    This was the same crazy church whose pastor told my grandmother that I was demon possessed (I’m bipolar, and went undiagnosed until my mid-twenties). For a so-called “normal” church, they were/are seriously messed up. My grandfather, one of my sisters and her family are still members there. Only time I’ve been in the building as an adult was to go to my grandmother’s funeral (and after all the religious crap my grandmother pulled on me, I only went to that to give my mom moral support).

    I know not all churches are crazy like that. My in-laws’ church actually stocks a food pantry that non-members can access without any preaching or anything, as well as doing other charity for the community. They aren’t heavy-handed or creepy about things.

  • Meggie

    What do we actually want from our tithes? My husband & I decided the original (biblical) reason for tithes was to look after the widows, orphans and others who needed it. Today this is done by the government; pensions and allowances provide for the elderly, sick and unemployed, medicare provides free health care for everyone, the army is sent overseas on peace keeping duties and within the the country for disaster reliefs and our government donates food and essentials for disaster relief overseas.

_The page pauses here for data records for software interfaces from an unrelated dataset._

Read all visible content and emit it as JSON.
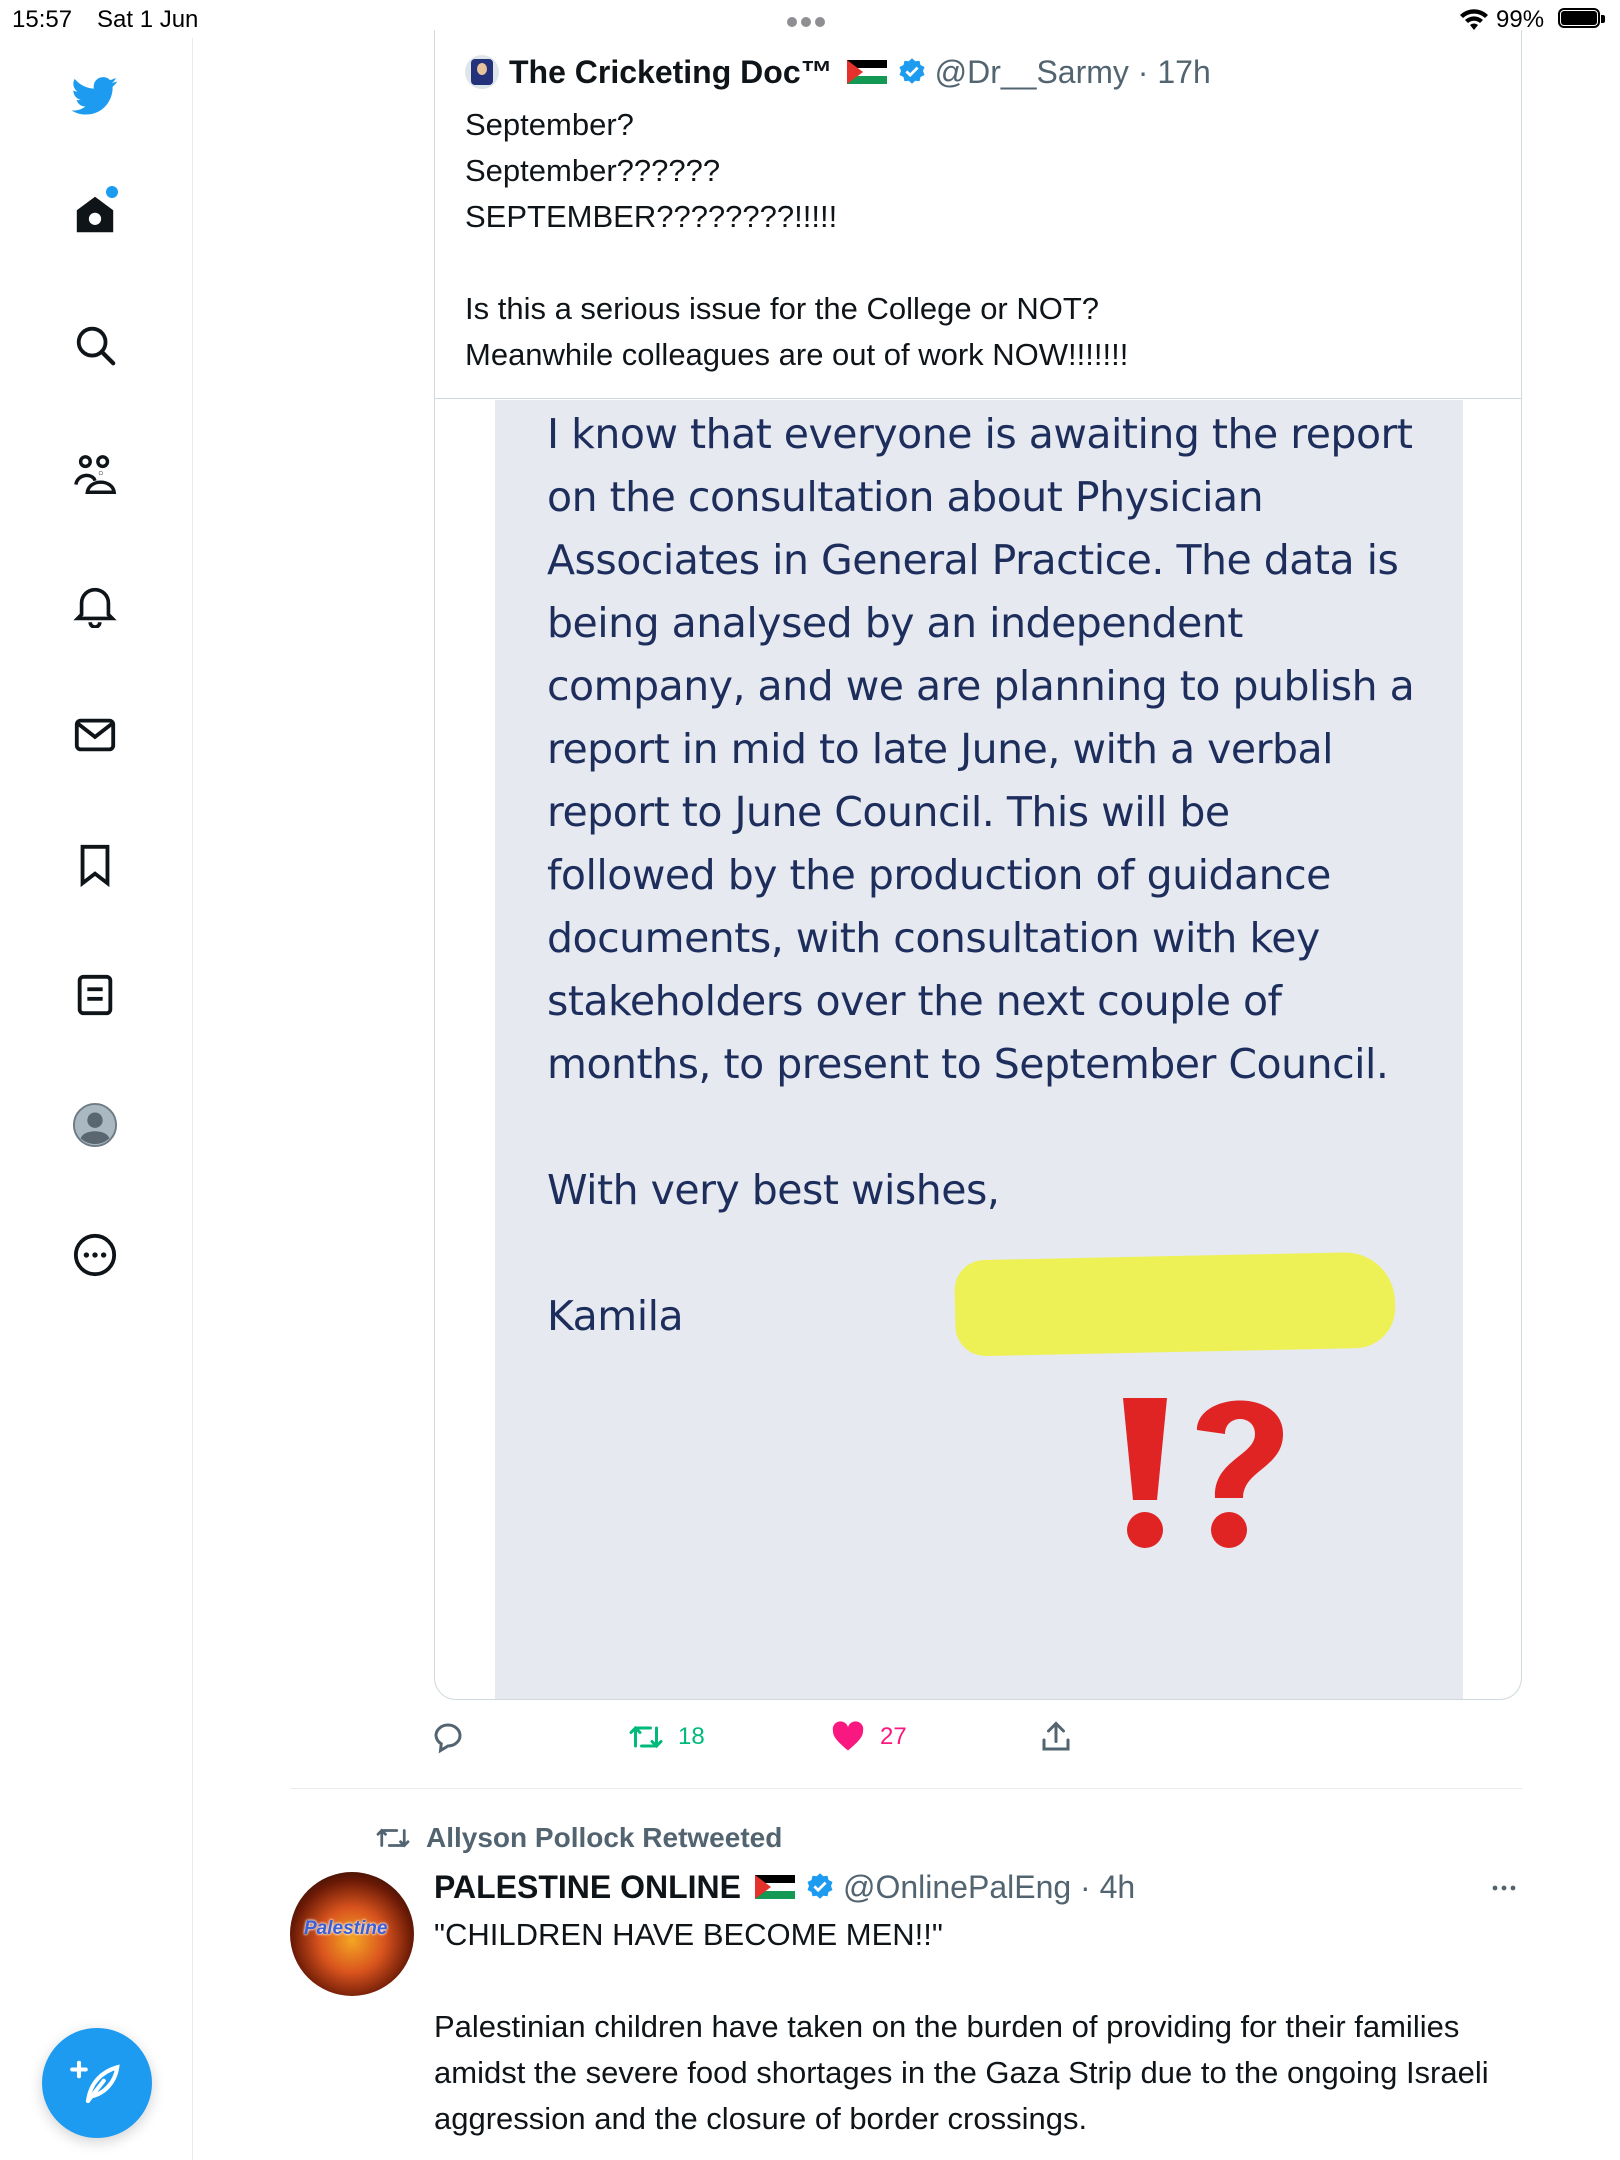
{
  "status_bar": {
    "time": "15:57",
    "date": "Sat 1 Jun",
    "battery": "99%"
  },
  "sidebar": {
    "items": [
      {
        "icon": "twitter-bird-icon"
      },
      {
        "icon": "home-icon"
      },
      {
        "icon": "search-icon"
      },
      {
        "icon": "communities-icon"
      },
      {
        "icon": "notifications-bell-icon"
      },
      {
        "icon": "messages-envelope-icon"
      },
      {
        "icon": "bookmark-icon"
      },
      {
        "icon": "lists-icon"
      },
      {
        "icon": "profile-avatar-icon"
      },
      {
        "icon": "more-icon"
      }
    ],
    "compose_icon": "compose-feather-icon"
  },
  "quoted_tweet": {
    "author_name": "The Cricketing Doc™",
    "handle_time": "@Dr__Sarmy · 17h",
    "text": "September?\nSeptember??????\nSEPTEMBER????????!!!!!\n\nIs this a serious issue for the College or NOT?\nMeanwhile colleagues are out of work NOW!!!!!!!",
    "image_lines": [
      "I know that everyone is awaiting the report",
      "on the consultation about Physician",
      "Associates in General Practice. The data is",
      "being analysed by an independent",
      "company, and we are planning to publish a",
      "report in mid to late June, with a verbal",
      "report to June Council. This will be",
      "followed by the production of guidance",
      "documents, with consultation with key",
      "stakeholders over the next couple of",
      "months, to present to September Council.",
      "With very best wishes,",
      "Kamila"
    ]
  },
  "actions": {
    "retweets": "18",
    "likes": "27"
  },
  "retweet_tweet": {
    "retweeted_by": "Allyson Pollock Retweeted",
    "avatar_label": "Palestine",
    "author_name": "PALESTINE ONLINE",
    "handle_time": "@OnlinePalEng · 4h",
    "text": "\"CHILDREN HAVE BECOME MEN!!\"\n\nPalestinian children have taken on the burden of providing for their families amidst the severe food shortages in the Gaza Strip due to the ongoing Israeli aggression and the closure of border crossings."
  },
  "colors": {
    "accent": "#1d9bf0",
    "like": "#f91880",
    "retweet": "#00ba7c",
    "secondary_text": "#536471",
    "image_text": "#1d2e5c",
    "image_bg": "#e6e9f0",
    "highlight": "#eef23a"
  }
}
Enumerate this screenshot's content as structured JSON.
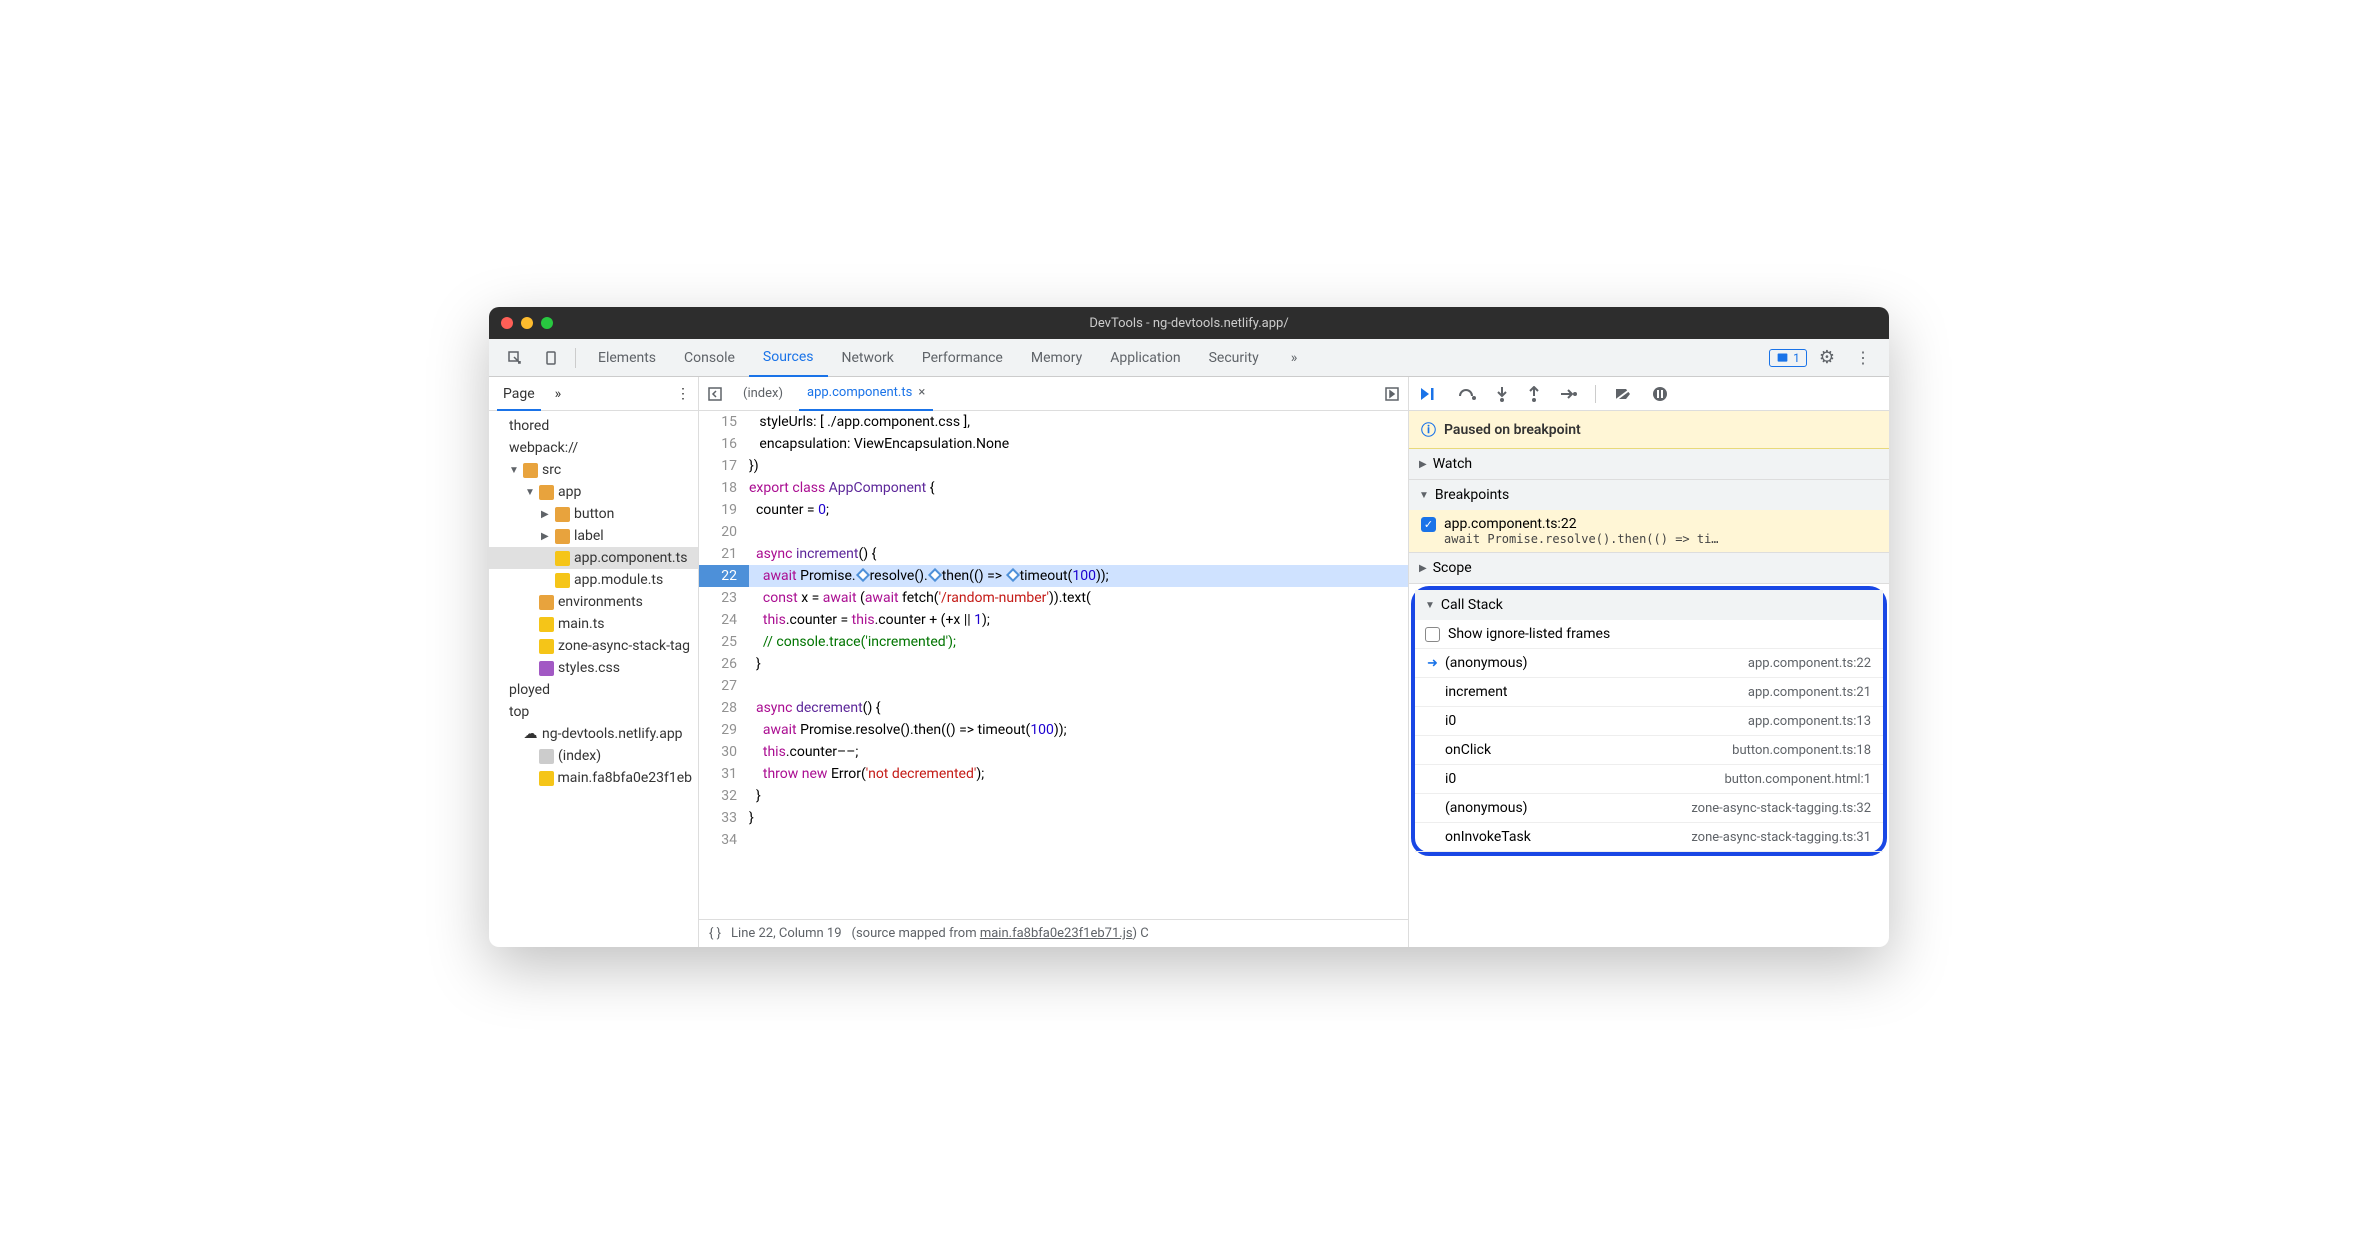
{
  "title": "DevTools - ng-devtools.netlify.app/",
  "topTabs": [
    "Elements",
    "Console",
    "Sources",
    "Network",
    "Performance",
    "Memory",
    "Application",
    "Security"
  ],
  "topTabActive": "Sources",
  "overflowChevrons": "»",
  "issueCount": "1",
  "navTab": "Page",
  "tree": [
    {
      "label": "thored",
      "indent": 0,
      "kind": "plain"
    },
    {
      "label": "webpack://",
      "indent": 0,
      "kind": "plain"
    },
    {
      "label": "src",
      "indent": 1,
      "kind": "folder",
      "open": true
    },
    {
      "label": "app",
      "indent": 2,
      "kind": "folder",
      "open": true
    },
    {
      "label": "button",
      "indent": 3,
      "kind": "folder",
      "arrow": true
    },
    {
      "label": "label",
      "indent": 3,
      "kind": "folder",
      "arrow": true
    },
    {
      "label": "app.component.ts",
      "indent": 4,
      "kind": "file-y",
      "sel": true
    },
    {
      "label": "app.module.ts",
      "indent": 4,
      "kind": "file-y"
    },
    {
      "label": "environments",
      "indent": 2,
      "kind": "folder"
    },
    {
      "label": "main.ts",
      "indent": 2,
      "kind": "file-y"
    },
    {
      "label": "zone-async-stack-tag",
      "indent": 2,
      "kind": "file-y"
    },
    {
      "label": "styles.css",
      "indent": 2,
      "kind": "file-p"
    },
    {
      "label": "ployed",
      "indent": 0,
      "kind": "plain"
    },
    {
      "label": "top",
      "indent": 0,
      "kind": "plain"
    },
    {
      "label": "ng-devtools.netlify.app",
      "indent": 1,
      "kind": "cloud"
    },
    {
      "label": "(index)",
      "indent": 2,
      "kind": "file-g"
    },
    {
      "label": "main.fa8bfa0e23f1eb",
      "indent": 2,
      "kind": "file-y"
    }
  ],
  "editorTabs": [
    {
      "label": "(index)",
      "active": false
    },
    {
      "label": "app.component.ts",
      "active": true
    }
  ],
  "code": {
    "start": 15,
    "lines": [
      "   styleUrls: [ ./app.component.css ],",
      "   encapsulation: ViewEncapsulation.None",
      "})",
      "export class AppComponent {",
      "  counter = 0;",
      "",
      "  async increment() {",
      "    await Promise.resolve().then(() => timeout(100));",
      "    const x = await (await fetch('/random-number')).text(",
      "    this.counter = this.counter + (+x || 1);",
      "    // console.trace('incremented');",
      "  }",
      "",
      "  async decrement() {",
      "    await Promise.resolve().then(() => timeout(100));",
      "    this.counter––;",
      "    throw new Error('not decremented');",
      "  }",
      "}",
      ""
    ],
    "highlight": 22
  },
  "statusLine": "Line 22, Column 19",
  "statusMapped": "main.fa8bfa0e23f1eb71.js",
  "paused": "Paused on breakpoint",
  "sections": {
    "watch": "Watch",
    "breakpoints": "Breakpoints",
    "scope": "Scope",
    "callstack": "Call Stack"
  },
  "breakpoint": {
    "file": "app.component.ts:22",
    "code": "await Promise.resolve().then(() => ti…"
  },
  "showIgnore": "Show ignore-listed frames",
  "callstack": [
    {
      "fn": "(anonymous)",
      "loc": "app.component.ts:22",
      "active": true
    },
    {
      "fn": "increment",
      "loc": "app.component.ts:21"
    },
    {
      "fn": "i0",
      "loc": "app.component.ts:13"
    },
    {
      "fn": "onClick",
      "loc": "button.component.ts:18"
    },
    {
      "fn": "i0",
      "loc": "button.component.html:1"
    },
    {
      "fn": "(anonymous)",
      "loc": "zone-async-stack-tagging.ts:32"
    },
    {
      "fn": "onInvokeTask",
      "loc": "zone-async-stack-tagging.ts:31"
    }
  ]
}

Where does the government get its money? Our taxes. We see paying our taxes as the same as tithing. We pay nearly a third of our income in taxes but I am quite happy about this because it provides all the above services.

  • melissa

    We tithed at the very least 10% in our former cult-church. (it was expected and thoroughly preached about over and over!) Not to mention cooking and baking for the potlucks (can get costly) and buying supplies (and gifts) for church parties, baby showers,wedding showers,baptisms, etc etc. and these were all expected and only within the church family-so if you still spent time holidays/occasions with your real family you were pretty much broke…

  • Rachel

    I feel bad for those poor kittens. They’ll probably be forced to reproduce like rabbits.

  • Maggy

    Honestly, I would rather see the government take care of these matters than religious charities. It feels like these types of charities often have strings attached designed to bring the disenfranchised to their churches.

  • Jess

    Isaiah 5:20